What does a barrister do?
Barristers represent clients and solicitors in court and through legal proceedings. Barristers translate their client’s case into a legal argument. You’ll need excellent communication skills as well as a flair for public speaking to be a barrister.
Where and how you practice will vary depending on the area of law you specialise in. You may be working on criminal cases, where you could be defending or prosecuting in a Magistrates or Crown Court. You may also work in civil courts and employment or residential property tribunals.
As well as arguing a case, you’ll also advise clients and solicitors on the strength of the case.

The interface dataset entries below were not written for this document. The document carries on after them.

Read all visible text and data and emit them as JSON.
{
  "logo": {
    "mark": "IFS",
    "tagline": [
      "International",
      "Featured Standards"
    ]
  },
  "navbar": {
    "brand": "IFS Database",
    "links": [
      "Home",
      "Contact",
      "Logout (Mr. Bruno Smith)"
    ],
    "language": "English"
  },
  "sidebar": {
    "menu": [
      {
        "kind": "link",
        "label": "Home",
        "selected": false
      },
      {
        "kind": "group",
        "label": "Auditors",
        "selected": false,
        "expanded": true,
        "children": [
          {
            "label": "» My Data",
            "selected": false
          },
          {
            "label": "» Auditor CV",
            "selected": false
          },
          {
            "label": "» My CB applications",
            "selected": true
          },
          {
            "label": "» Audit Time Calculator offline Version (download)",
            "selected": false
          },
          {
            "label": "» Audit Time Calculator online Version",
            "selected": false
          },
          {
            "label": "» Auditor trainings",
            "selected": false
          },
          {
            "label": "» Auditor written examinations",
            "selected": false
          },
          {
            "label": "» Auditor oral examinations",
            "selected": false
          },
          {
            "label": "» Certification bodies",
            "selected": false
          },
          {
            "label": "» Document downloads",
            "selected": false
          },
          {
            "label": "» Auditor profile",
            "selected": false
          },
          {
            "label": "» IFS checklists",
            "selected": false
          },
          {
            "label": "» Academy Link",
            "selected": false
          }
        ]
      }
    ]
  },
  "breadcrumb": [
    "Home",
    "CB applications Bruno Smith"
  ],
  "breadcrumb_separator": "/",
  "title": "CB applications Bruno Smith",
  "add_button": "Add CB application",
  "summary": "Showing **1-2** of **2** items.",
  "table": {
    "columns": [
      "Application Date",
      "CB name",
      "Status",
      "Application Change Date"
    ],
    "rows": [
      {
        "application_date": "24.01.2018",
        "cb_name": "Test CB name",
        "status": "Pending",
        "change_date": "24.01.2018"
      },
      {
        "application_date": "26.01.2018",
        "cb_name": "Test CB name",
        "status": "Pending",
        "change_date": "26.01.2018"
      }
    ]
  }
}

Most barristers are self-employed and work with other barristers in partnership in chambers, so you’ll also need good administrative and numeracy skills.
What do I need to do to become a barrister?
To become a barrister, you must first complete an academic stage of training, followed by a work-based (vocational) stage and practical experience (called a pupillage).
You can complete the academic stage by gaining:
- either an approved law degree – known as a qualifying law degree – at class 2:2 or above
- or a degree at 2:2 or above in any other subject, followed by a postgraduate Common Professional Examination (CPE) or Graduate Diploma in Law (GDL)
- Either an approved law degree – known as a qualifying law degree – at class 2:2 or above
- Or a degree at 2:2 or above in any other subject, followed by a postgraduate Common Professional Examination (CPE) or Graduate Diploma in Law (GDL)
- Vocational training
Contains public sector information licensed under the Open Government Licence v3.0